SUPPLIED MATERIAL -

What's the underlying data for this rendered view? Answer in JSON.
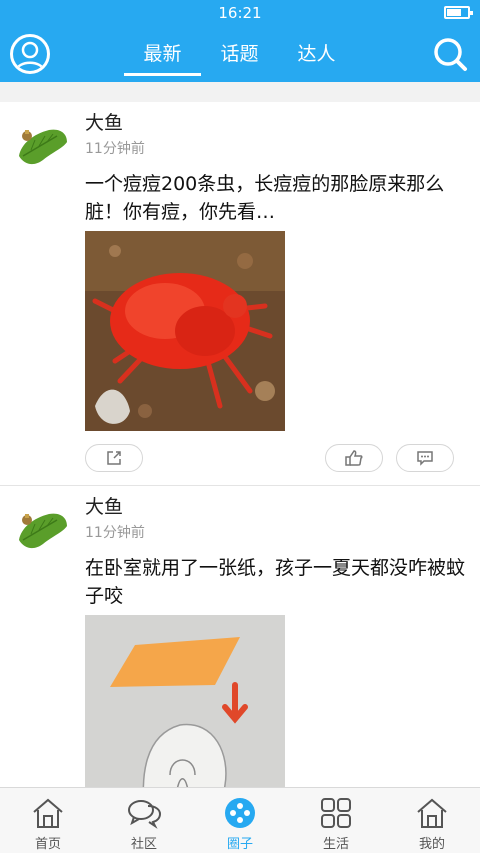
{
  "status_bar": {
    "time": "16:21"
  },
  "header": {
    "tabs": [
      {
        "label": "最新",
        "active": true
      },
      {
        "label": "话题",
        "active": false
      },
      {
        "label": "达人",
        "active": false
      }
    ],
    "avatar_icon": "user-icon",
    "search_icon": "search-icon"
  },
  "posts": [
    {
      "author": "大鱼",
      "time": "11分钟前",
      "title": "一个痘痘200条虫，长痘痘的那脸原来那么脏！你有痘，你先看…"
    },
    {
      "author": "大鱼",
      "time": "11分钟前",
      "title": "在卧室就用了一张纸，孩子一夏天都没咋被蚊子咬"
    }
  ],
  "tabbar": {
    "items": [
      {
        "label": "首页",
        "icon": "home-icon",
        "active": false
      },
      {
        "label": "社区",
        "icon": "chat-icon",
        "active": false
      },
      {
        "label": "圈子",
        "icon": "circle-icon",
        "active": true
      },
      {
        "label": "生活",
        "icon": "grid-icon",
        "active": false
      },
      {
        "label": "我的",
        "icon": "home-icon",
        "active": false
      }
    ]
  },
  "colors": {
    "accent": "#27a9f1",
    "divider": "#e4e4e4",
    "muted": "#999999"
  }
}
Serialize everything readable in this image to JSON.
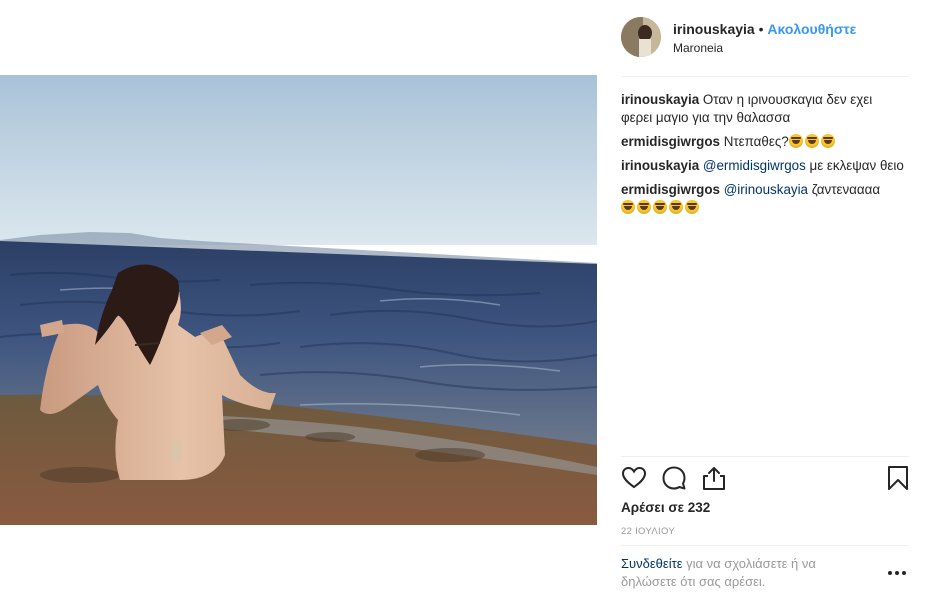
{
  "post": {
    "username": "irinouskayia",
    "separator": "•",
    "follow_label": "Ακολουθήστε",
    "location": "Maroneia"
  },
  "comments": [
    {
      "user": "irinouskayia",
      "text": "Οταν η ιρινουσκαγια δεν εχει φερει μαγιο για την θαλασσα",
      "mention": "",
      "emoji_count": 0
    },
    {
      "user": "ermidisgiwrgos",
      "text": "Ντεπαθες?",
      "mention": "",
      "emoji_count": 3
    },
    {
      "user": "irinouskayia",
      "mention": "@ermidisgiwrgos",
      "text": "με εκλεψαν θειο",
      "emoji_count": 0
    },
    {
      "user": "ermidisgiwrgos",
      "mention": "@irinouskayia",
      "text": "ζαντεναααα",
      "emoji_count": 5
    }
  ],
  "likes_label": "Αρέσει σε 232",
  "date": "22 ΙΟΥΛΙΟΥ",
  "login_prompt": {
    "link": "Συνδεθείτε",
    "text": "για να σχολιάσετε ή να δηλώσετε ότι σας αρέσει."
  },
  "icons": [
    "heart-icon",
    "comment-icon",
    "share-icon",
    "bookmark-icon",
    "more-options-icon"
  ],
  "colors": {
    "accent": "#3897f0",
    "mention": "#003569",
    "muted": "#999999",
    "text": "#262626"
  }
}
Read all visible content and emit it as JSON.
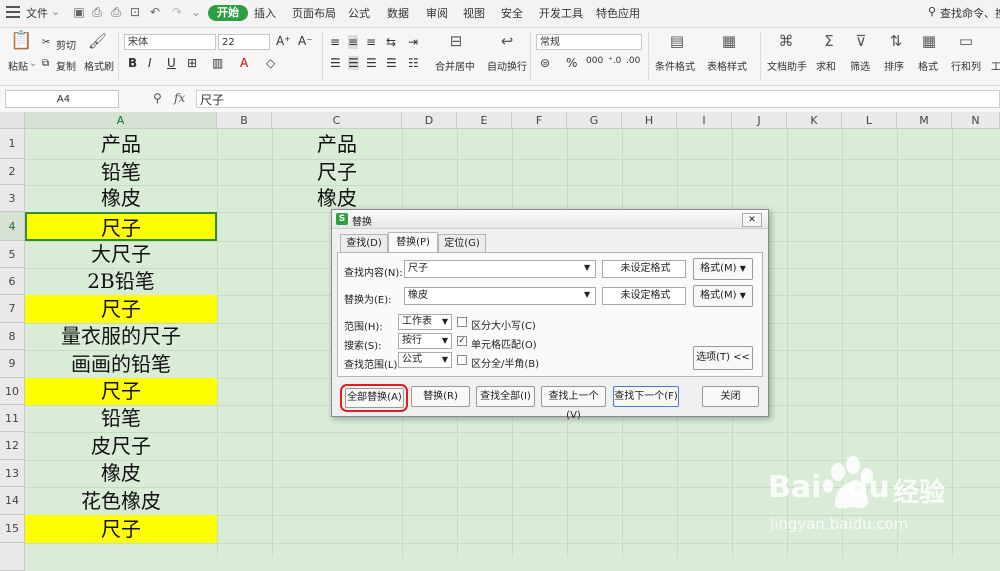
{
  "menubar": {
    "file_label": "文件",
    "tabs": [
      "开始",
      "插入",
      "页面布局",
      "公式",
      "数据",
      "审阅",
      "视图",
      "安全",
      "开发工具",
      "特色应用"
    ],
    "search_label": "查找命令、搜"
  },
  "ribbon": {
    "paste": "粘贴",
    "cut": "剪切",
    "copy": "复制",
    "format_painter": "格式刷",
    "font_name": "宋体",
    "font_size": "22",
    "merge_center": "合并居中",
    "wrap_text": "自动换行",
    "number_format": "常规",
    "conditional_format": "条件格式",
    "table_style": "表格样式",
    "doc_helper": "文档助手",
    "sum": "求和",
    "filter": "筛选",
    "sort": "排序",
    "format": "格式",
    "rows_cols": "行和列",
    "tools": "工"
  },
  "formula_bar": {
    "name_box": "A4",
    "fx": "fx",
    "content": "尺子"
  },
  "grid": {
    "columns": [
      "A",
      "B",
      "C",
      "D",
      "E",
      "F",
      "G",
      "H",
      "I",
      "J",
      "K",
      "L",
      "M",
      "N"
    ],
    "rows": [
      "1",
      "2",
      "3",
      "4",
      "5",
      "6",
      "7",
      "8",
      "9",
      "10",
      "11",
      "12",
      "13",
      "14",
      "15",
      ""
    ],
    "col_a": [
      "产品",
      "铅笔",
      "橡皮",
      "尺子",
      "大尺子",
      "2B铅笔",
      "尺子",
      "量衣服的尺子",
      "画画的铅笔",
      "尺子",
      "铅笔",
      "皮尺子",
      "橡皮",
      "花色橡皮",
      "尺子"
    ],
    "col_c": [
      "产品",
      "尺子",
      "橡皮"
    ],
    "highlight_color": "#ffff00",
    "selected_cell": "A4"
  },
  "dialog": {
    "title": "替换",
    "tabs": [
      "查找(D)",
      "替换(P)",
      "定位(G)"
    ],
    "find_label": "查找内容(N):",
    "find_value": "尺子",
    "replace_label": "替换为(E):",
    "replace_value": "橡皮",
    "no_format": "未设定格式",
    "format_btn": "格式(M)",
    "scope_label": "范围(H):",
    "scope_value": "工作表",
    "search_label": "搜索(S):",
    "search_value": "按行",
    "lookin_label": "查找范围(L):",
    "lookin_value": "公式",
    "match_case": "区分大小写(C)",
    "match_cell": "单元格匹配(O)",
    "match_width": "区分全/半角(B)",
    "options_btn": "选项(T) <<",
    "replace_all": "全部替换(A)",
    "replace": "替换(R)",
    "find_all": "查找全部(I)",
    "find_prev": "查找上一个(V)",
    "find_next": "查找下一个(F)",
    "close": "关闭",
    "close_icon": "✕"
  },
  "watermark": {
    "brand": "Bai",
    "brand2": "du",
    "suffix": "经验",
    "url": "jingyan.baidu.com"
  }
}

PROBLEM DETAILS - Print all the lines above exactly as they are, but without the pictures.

ANSWER BOX -
What's the underlying data for this rendered view? Answer in JSON.
{
  "status_bar": {
    "time": "16:21"
  },
  "header": {
    "tabs": [
      {
        "label": "最新",
        "active": true
      },
      {
        "label": "话题",
        "active": false
      },
      {
        "label": "达人",
        "active": false
      }
    ],
    "avatar_icon": "user-icon",
    "search_icon": "search-icon"
  },
  "posts": [
    {
      "author": "大鱼",
      "time": "11分钟前",
      "title": "一个痘痘200条虫，长痘痘的那脸原来那么脏！你有痘，你先看…"
    },
    {
      "author": "大鱼",
      "time": "11分钟前",
      "title": "在卧室就用了一张纸，孩子一夏天都没咋被蚊子咬"
    }
  ],
  "tabbar": {
    "items": [
      {
        "label": "首页",
        "icon": "home-icon",
        "active": false
      },
      {
        "label": "社区",
        "icon": "chat-icon",
        "active": false
      },
      {
        "label": "圈子",
        "icon": "circle-icon",
        "active": true
      },
      {
        "label": "生活",
        "icon": "grid-icon",
        "active": false
      },
      {
        "label": "我的",
        "icon": "home-icon",
        "active": false
      }
    ]
  },
  "colors": {
    "accent": "#27a9f1",
    "divider": "#e4e4e4",
    "muted": "#999999"
  }
}
Serialize everything readable in this image to JSON.
{
  "post": {
    "username": "irinouskayia",
    "separator": "•",
    "follow_label": "Ακολουθήστε",
    "location": "Maroneia"
  },
  "comments": [
    {
      "user": "irinouskayia",
      "text": "Οταν η ιρινουσκαγια δεν εχει φερει μαγιο για την θαλασσα",
      "mention": "",
      "emoji_count": 0
    },
    {
      "user": "ermidisgiwrgos",
      "text": "Ντεπαθες?",
      "mention": "",
      "emoji_count": 3
    },
    {
      "user": "irinouskayia",
      "mention": "@ermidisgiwrgos",
      "text": "με εκλεψαν θειο",
      "emoji_count": 0
    },
    {
      "user": "ermidisgiwrgos",
      "mention": "@irinouskayia",
      "text": "ζαντεναααα",
      "emoji_count": 5
    }
  ],
  "likes_label": "Αρέσει σε 232",
  "date": "22 ΙΟΥΛΙΟΥ",
  "login_prompt": {
    "link": "Συνδεθείτε",
    "text": "για να σχολιάσετε ή να δηλώσετε ότι σας αρέσει."
  },
  "icons": [
    "heart-icon",
    "comment-icon",
    "share-icon",
    "bookmark-icon",
    "more-options-icon"
  ],
  "colors": {
    "accent": "#3897f0",
    "mention": "#003569",
    "muted": "#999999",
    "text": "#262626"
  }
}
Read all visible content and emit it as JSON.
{
  "menubar": {
    "file_label": "文件",
    "tabs": [
      "开始",
      "插入",
      "页面布局",
      "公式",
      "数据",
      "审阅",
      "视图",
      "安全",
      "开发工具",
      "特色应用"
    ],
    "search_label": "查找命令、搜"
  },
  "ribbon": {
    "paste": "粘贴",
    "cut": "剪切",
    "copy": "复制",
    "format_painter": "格式刷",
    "font_name": "宋体",
    "font_size": "22",
    "merge_center": "合并居中",
    "wrap_text": "自动换行",
    "number_format": "常规",
    "conditional_format": "条件格式",
    "table_style": "表格样式",
    "doc_helper": "文档助手",
    "sum": "求和",
    "filter": "筛选",
    "sort": "排序",
    "format": "格式",
    "rows_cols": "行和列",
    "tools": "工"
  },
  "formula_bar": {
    "name_box": "A4",
    "fx": "fx",
    "content": "尺子"
  },
  "grid": {
    "columns": [
      "A",
      "B",
      "C",
      "D",
      "E",
      "F",
      "G",
      "H",
      "I",
      "J",
      "K",
      "L",
      "M",
      "N"
    ],
    "rows": [
      "1",
      "2",
      "3",
      "4",
      "5",
      "6",
      "7",
      "8",
      "9",
      "10",
      "11",
      "12",
      "13",
      "14",
      "15",
      ""
    ],
    "col_a": [
      "产品",
      "铅笔",
      "橡皮",
      "尺子",
      "大尺子",
      "2B铅笔",
      "尺子",
      "量衣服的尺子",
      "画画的铅笔",
      "尺子",
      "铅笔",
      "皮尺子",
      "橡皮",
      "花色橡皮",
      "尺子"
    ],
    "col_c": [
      "产品",
      "尺子",
      "橡皮"
    ],
    "highlight_color": "#ffff00",
    "selected_cell": "A4"
  },
  "dialog": {
    "title": "替换",
    "tabs": [
      "查找(D)",
      "替换(P)",
      "定位(G)"
    ],
    "find_label": "查找内容(N):",
    "find_value": "尺子",
    "replace_label": "替换为(E):",
    "replace_value": "橡皮",
    "no_format": "未设定格式",
    "format_btn": "格式(M)",
    "scope_label": "范围(H):",
    "scope_value": "工作表",
    "search_label": "搜索(S):",
    "search_value": "按行",
    "lookin_label": "查找范围(L):",
    "lookin_value": "公式",
    "match_case": "区分大小写(C)",
    "match_cell": "单元格匹配(O)",
    "match_width": "区分全/半角(B)",
    "options_btn": "选项(T) <<",
    "replace_all": "全部替换(A)",
    "replace": "替换(R)",
    "find_all": "查找全部(I)",
    "find_prev": "查找上一个(V)",
    "find_next": "查找下一个(F)",
    "close": "关闭",
    "close_icon": "✕"
  },
  "watermark": {
    "brand": "Bai",
    "brand2": "du",
    "suffix": "经验",
    "url": "jingyan.baidu.com"
  }
}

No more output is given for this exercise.